This means that the date for planting can range from the middle of September to as late as the end of November depending on where you live and how long you want your cloves to settle in before winter. Garlic can technically be planted right up until the ground freezes, but the ideal time is about 4 to 6 weeks before this happens.
In colder zone 2, 3 or 4 regions such as Western Canada, Northern Ontario and Northern Quebec where winter comes quickly, garlic can be planted as early as September 15 or as late as the end of October.
In warmer regions like southern Ontario, coastal British Columbia and the Maritimes, planting can range from early October until the last week of November.
If you plant your garlic early in the season, you can sometimes end up with a small amount of green top growth above the soil line going into winter. These first green leaves may die back if they are exposed to extremely cold temperatures, however, the cloves will re-grow new leaves in spring and the garlic won't be harmed.
A garlic clove that was planted early and emerged from the soil before winter. Notice the slight tip burn at the end of the first leaf.

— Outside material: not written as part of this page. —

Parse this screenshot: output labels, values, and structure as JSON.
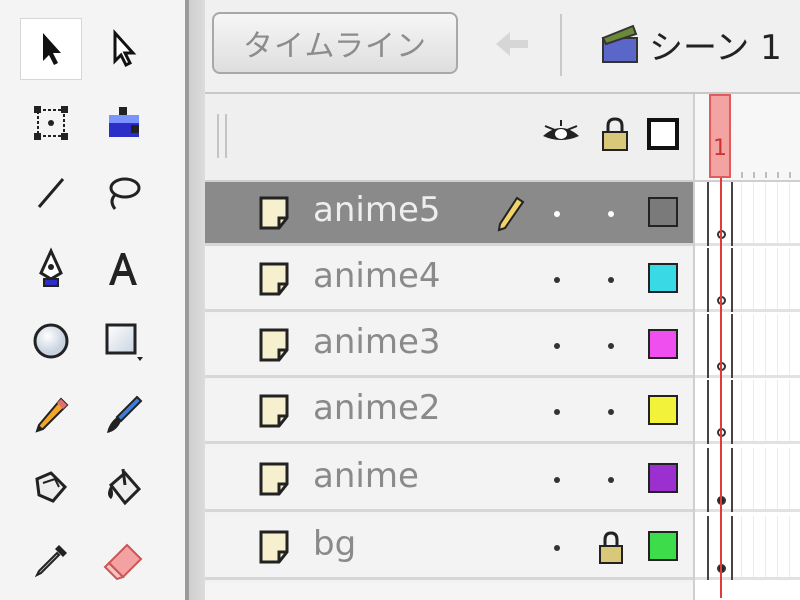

Garlic cloves can be planted anywhere from 1 to 3 inches deep (top of clove to soil surface) and the roots will continue to grow as long as the soil is not frozen.
The deeper garlic is planted, the longer it will take for the soil below the cloves to freeze. This means that deeper planted garlic will usually have a slightly longer time period for its roots to continue growing before the ground completely freezes.
For growers planting towards the later part of the planting window, slightly deeper clove depth often helps give the roots more time to fully mature before winter.
Most growers in Canada mulch their garlic for the winter protection. Mulching helps moderate soil temperatures and keeps the cloves protected from fluctuating temperatures.
Mulching also keeps the ground from freezing until the coldest temperatures of winter arrive. The mulch forms a blanket that keeps the ground heat from escaping, thus keeping the ground warmer. This means that by adding a thick layer of mulch (such as straw) over garlic beds, it is possible to extend the growing season in fall. The mulch cover with allow the clove roots to continue growing into late fall and early winter even though the outside temperatures have fallen below freezing.
Thick mulch also protects any garlic leaf sprouts that have prematurely emerged in fall and often prevents them from dying back to the ground level over winter.
Wheat straw is the most commonly used mulch and should be applied at least 4 to 6 inches (10 to 15 cm) deep directly over the planted garlic. Other types of mulch such as oat straw, barley straw or hay can also be used.
In early spring, some growers remove the mulch completely once the threat of extreme cold is gone. Removal helps warm the soil once the snow melts, minimize disease during wet weather, and make weeding easier during the growing season.
About the Author: John Côté owns and operates John Boy Farms with his family who have been farming the same land for over 140 years. As an agronomist and experienced farmer, he helps others learn how to grow garlic successfully. He has written many articles and is the author of The Master Guide to Growing Big Garlic.